• **Prompt**: Copy every line of the records exactly, without including the images.

• **Recorded information**:
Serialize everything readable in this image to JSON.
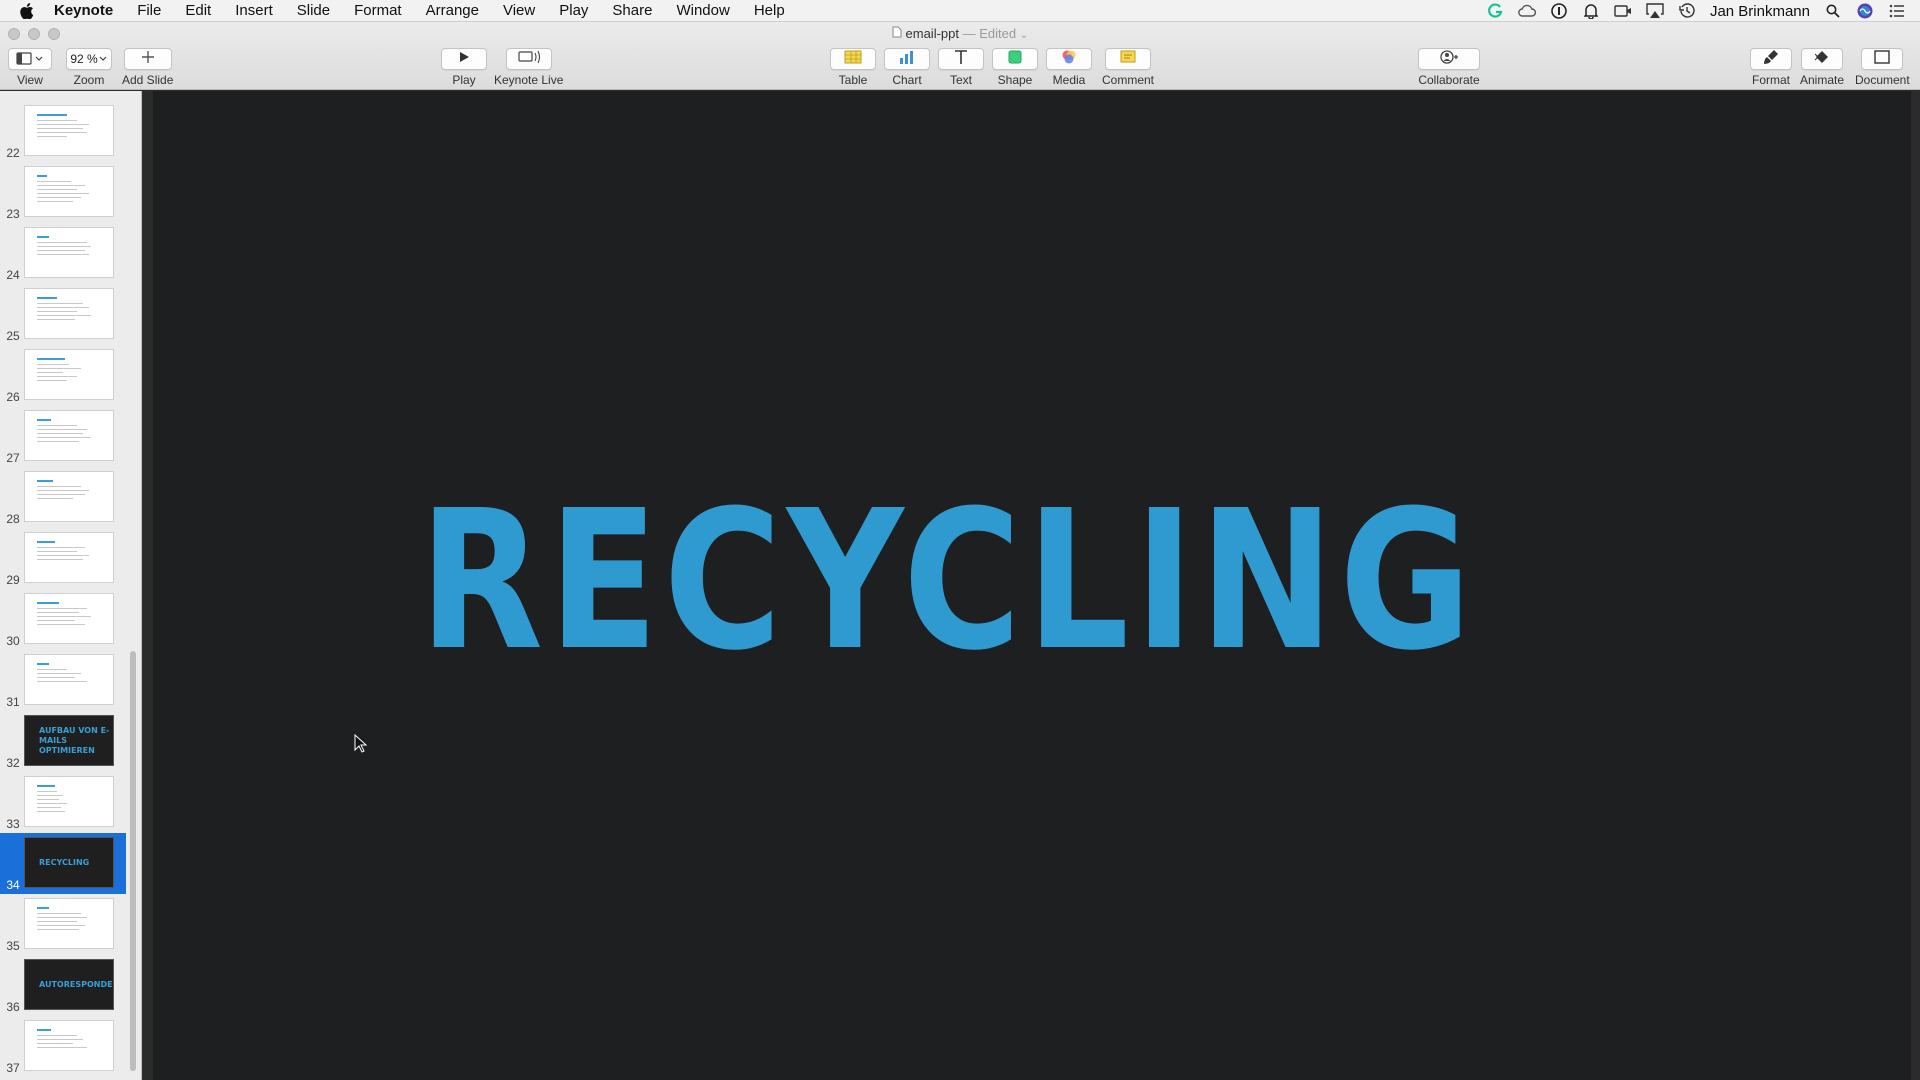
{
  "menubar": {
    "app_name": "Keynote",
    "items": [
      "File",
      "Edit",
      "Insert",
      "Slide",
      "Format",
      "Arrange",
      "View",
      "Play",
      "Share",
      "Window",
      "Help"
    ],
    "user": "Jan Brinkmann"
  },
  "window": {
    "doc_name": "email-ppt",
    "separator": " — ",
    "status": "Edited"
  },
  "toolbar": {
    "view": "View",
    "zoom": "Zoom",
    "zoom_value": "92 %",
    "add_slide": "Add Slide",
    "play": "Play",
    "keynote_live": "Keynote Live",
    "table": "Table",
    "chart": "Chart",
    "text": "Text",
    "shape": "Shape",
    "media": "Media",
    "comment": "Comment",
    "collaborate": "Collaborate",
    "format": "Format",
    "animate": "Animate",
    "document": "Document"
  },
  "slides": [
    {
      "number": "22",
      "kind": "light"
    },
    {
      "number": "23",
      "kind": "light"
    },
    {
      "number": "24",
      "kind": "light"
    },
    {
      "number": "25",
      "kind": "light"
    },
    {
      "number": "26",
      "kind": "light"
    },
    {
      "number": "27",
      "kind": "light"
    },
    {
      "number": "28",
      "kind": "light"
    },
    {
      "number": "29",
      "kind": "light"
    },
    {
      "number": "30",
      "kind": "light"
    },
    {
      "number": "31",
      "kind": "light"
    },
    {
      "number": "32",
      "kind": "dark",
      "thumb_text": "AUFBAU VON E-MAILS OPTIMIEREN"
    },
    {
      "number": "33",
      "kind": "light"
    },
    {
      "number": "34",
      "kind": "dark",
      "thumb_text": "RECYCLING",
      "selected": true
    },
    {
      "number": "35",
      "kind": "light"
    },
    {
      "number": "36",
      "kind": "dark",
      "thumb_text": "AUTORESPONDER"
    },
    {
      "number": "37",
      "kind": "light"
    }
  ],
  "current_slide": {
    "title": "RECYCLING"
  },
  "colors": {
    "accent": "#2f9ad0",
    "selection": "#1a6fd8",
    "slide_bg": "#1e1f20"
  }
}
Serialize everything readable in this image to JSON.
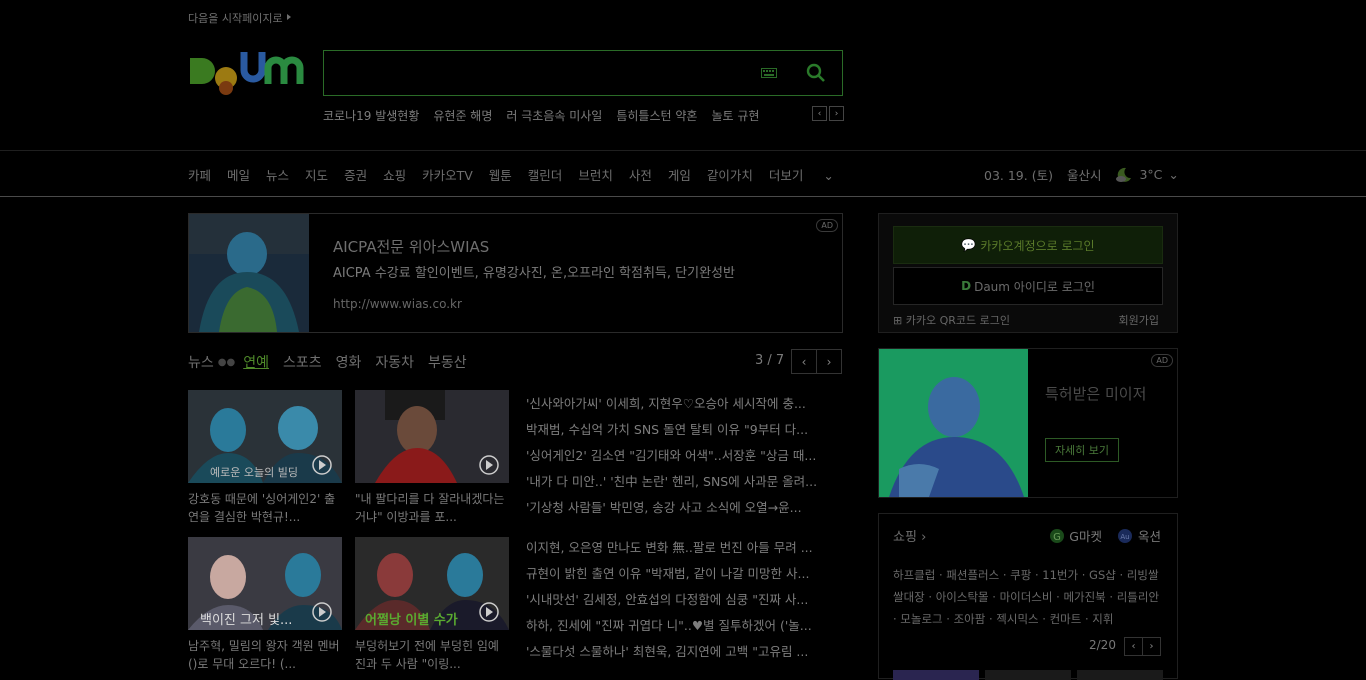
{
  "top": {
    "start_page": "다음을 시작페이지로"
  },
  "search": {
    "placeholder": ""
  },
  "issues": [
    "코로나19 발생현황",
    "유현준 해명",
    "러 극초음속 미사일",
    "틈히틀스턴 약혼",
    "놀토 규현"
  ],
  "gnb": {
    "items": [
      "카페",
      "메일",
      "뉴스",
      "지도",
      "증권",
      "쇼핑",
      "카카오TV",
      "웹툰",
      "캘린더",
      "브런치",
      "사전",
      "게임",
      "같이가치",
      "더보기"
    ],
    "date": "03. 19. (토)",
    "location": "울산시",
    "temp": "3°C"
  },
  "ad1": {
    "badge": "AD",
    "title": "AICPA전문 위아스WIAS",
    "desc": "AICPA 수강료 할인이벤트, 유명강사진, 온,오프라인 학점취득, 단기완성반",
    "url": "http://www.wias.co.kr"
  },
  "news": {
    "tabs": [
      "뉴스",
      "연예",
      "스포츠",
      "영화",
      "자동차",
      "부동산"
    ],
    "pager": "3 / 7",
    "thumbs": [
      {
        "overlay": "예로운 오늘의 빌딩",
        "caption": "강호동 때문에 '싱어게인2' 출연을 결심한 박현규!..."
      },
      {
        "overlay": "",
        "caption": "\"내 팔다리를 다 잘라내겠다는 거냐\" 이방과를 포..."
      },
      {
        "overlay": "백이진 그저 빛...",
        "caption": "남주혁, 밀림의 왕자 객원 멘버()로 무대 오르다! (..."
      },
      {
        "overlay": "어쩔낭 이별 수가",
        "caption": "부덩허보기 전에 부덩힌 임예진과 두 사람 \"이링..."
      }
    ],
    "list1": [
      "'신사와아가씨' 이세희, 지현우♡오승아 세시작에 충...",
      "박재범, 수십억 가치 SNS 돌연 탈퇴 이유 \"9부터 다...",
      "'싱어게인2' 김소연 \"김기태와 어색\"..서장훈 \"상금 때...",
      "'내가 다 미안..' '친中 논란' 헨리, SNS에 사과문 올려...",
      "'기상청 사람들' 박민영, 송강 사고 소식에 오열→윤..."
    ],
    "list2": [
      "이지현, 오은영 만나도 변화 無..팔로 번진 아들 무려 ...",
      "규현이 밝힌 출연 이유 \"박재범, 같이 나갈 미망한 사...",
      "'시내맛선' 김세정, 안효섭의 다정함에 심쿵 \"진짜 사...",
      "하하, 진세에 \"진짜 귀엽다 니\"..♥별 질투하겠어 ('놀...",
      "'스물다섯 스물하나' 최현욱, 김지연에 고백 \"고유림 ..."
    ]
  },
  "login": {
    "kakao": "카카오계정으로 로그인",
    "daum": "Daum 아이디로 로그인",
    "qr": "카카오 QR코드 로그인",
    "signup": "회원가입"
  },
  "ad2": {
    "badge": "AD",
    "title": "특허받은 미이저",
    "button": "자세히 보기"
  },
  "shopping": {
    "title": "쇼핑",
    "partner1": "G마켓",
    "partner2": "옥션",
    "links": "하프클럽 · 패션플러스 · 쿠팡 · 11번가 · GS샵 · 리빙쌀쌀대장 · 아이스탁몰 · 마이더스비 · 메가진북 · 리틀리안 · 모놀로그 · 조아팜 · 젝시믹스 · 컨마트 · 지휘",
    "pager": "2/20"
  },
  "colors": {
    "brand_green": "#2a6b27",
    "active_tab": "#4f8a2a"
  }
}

• **Task solution**:
Serialize everything readable in this image to JSON.
{
  "menubar": {
    "app_name": "Keynote",
    "items": [
      "File",
      "Edit",
      "Insert",
      "Slide",
      "Format",
      "Arrange",
      "View",
      "Play",
      "Share",
      "Window",
      "Help"
    ],
    "user": "Jan Brinkmann"
  },
  "window": {
    "doc_name": "email-ppt",
    "separator": " — ",
    "status": "Edited"
  },
  "toolbar": {
    "view": "View",
    "zoom": "Zoom",
    "zoom_value": "92 %",
    "add_slide": "Add Slide",
    "play": "Play",
    "keynote_live": "Keynote Live",
    "table": "Table",
    "chart": "Chart",
    "text": "Text",
    "shape": "Shape",
    "media": "Media",
    "comment": "Comment",
    "collaborate": "Collaborate",
    "format": "Format",
    "animate": "Animate",
    "document": "Document"
  },
  "slides": [
    {
      "number": "22",
      "kind": "light"
    },
    {
      "number": "23",
      "kind": "light"
    },
    {
      "number": "24",
      "kind": "light"
    },
    {
      "number": "25",
      "kind": "light"
    },
    {
      "number": "26",
      "kind": "light"
    },
    {
      "number": "27",
      "kind": "light"
    },
    {
      "number": "28",
      "kind": "light"
    },
    {
      "number": "29",
      "kind": "light"
    },
    {
      "number": "30",
      "kind": "light"
    },
    {
      "number": "31",
      "kind": "light"
    },
    {
      "number": "32",
      "kind": "dark",
      "thumb_text": "AUFBAU VON E-MAILS OPTIMIEREN"
    },
    {
      "number": "33",
      "kind": "light"
    },
    {
      "number": "34",
      "kind": "dark",
      "thumb_text": "RECYCLING",
      "selected": true
    },
    {
      "number": "35",
      "kind": "light"
    },
    {
      "number": "36",
      "kind": "dark",
      "thumb_text": "AUTORESPONDER"
    },
    {
      "number": "37",
      "kind": "light"
    }
  ],
  "current_slide": {
    "title": "RECYCLING"
  },
  "colors": {
    "accent": "#2f9ad0",
    "selection": "#1a6fd8",
    "slide_bg": "#1e1f20"
  }
}
Serialize everything readable in this image to JSON.
{
  "top": {
    "start_page": "다음을 시작페이지로"
  },
  "search": {
    "placeholder": ""
  },
  "issues": [
    "코로나19 발생현황",
    "유현준 해명",
    "러 극초음속 미사일",
    "틈히틀스턴 약혼",
    "놀토 규현"
  ],
  "gnb": {
    "items": [
      "카페",
      "메일",
      "뉴스",
      "지도",
      "증권",
      "쇼핑",
      "카카오TV",
      "웹툰",
      "캘린더",
      "브런치",
      "사전",
      "게임",
      "같이가치",
      "더보기"
    ],
    "date": "03. 19. (토)",
    "location": "울산시",
    "temp": "3°C"
  },
  "ad1": {
    "badge": "AD",
    "title": "AICPA전문 위아스WIAS",
    "desc": "AICPA 수강료 할인이벤트, 유명강사진, 온,오프라인 학점취득, 단기완성반",
    "url": "http://www.wias.co.kr"
  },
  "news": {
    "tabs": [
      "뉴스",
      "연예",
      "스포츠",
      "영화",
      "자동차",
      "부동산"
    ],
    "pager": "3 / 7",
    "thumbs": [
      {
        "overlay": "예로운 오늘의 빌딩",
        "caption": "강호동 때문에 '싱어게인2' 출연을 결심한 박현규!..."
      },
      {
        "overlay": "",
        "caption": "\"내 팔다리를 다 잘라내겠다는 거냐\" 이방과를 포..."
      },
      {
        "overlay": "백이진 그저 빛...",
        "caption": "남주혁, 밀림의 왕자 객원 멘버()로 무대 오르다! (..."
      },
      {
        "overlay": "어쩔낭 이별 수가",
        "caption": "부덩허보기 전에 부덩힌 임예진과 두 사람 \"이링..."
      }
    ],
    "list1": [
      "'신사와아가씨' 이세희, 지현우♡오승아 세시작에 충...",
      "박재범, 수십억 가치 SNS 돌연 탈퇴 이유 \"9부터 다...",
      "'싱어게인2' 김소연 \"김기태와 어색\"..서장훈 \"상금 때...",
      "'내가 다 미안..' '친中 논란' 헨리, SNS에 사과문 올려...",
      "'기상청 사람들' 박민영, 송강 사고 소식에 오열→윤..."
    ],
    "list2": [
      "이지현, 오은영 만나도 변화 無..팔로 번진 아들 무려 ...",
      "규현이 밝힌 출연 이유 \"박재범, 같이 나갈 미망한 사...",
      "'시내맛선' 김세정, 안효섭의 다정함에 심쿵 \"진짜 사...",
      "하하, 진세에 \"진짜 귀엽다 니\"..♥별 질투하겠어 ('놀...",
      "'스물다섯 스물하나' 최현욱, 김지연에 고백 \"고유림 ..."
    ]
  },
  "login": {
    "kakao": "카카오계정으로 로그인",
    "daum": "Daum 아이디로 로그인",
    "qr": "카카오 QR코드 로그인",
    "signup": "회원가입"
  },
  "ad2": {
    "badge": "AD",
    "title": "특허받은 미이저",
    "button": "자세히 보기"
  },
  "shopping": {
    "title": "쇼핑",
    "partner1": "G마켓",
    "partner2": "옥션",
    "links": "하프클럽 · 패션플러스 · 쿠팡 · 11번가 · GS샵 · 리빙쌀쌀대장 · 아이스탁몰 · 마이더스비 · 메가진북 · 리틀리안 · 모놀로그 · 조아팜 · 젝시믹스 · 컨마트 · 지휘",
    "pager": "2/20"
  },
  "colors": {
    "brand_green": "#2a6b27",
    "active_tab": "#4f8a2a"
  }
}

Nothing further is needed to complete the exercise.